The WVU Center for Gravitational Waves and Cosmology launched in August, and brings together researchers from the departments of physics and astronomy, mathematics, the Lane Department of Computer Science and Electrical Engineering, and the National Radio Astronomy Observatory in Green Bank.
Director Maura McLaughlin said the center’s research largely focuses on the detection of gravitational waves, which are invisible ripples in the fabric of spacetime that were predicted by Einstein in his theory of general relativity. Although the waves have yet to be detected, research is intensifying and researchers believe they are close to detecting them.
The research collaboration consists of nine faculty members, a postdoctoral fellow and approximately 20 graduate students. The center will soon host five postdoctoral fellows.
The new center on topics including pulsars, gravitational waves, numerical relativity, neutral hydrogen cosmology, the interstellar medium, instrumentation, and signal processing.
Researchers at the WVU center are utilizing the Green Bank Telescope to conduct their observations.

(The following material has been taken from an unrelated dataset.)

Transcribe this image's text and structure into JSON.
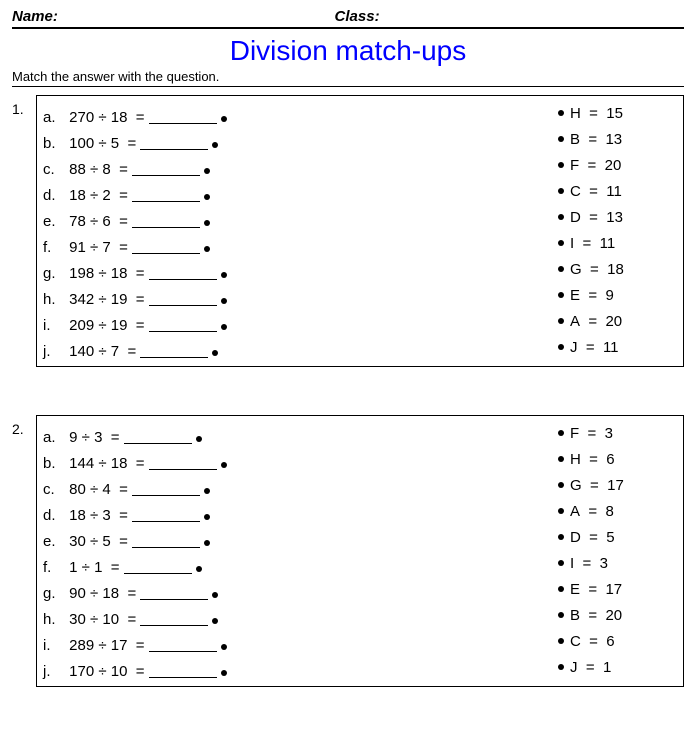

Partnerships with researchers in computer science and electrical engineering allow the center to process large volumes of data from the telescope, she said.
Other work involves the use of different telescopes or various other ways of studying the universe. Partnerships with researchers in mathematics fosters the development of templates for detecting gravitational wave sources with interferometers, such as the Laser Interferometer Gravitational Observatory, called LIGO.
Taking a multidisciplinary approach to research is a growing trend in all scientific fields, McLaughlin said.
“The new center at WVU should make WVU researchers more competitive globally by fostering these types of collaborations,” she said.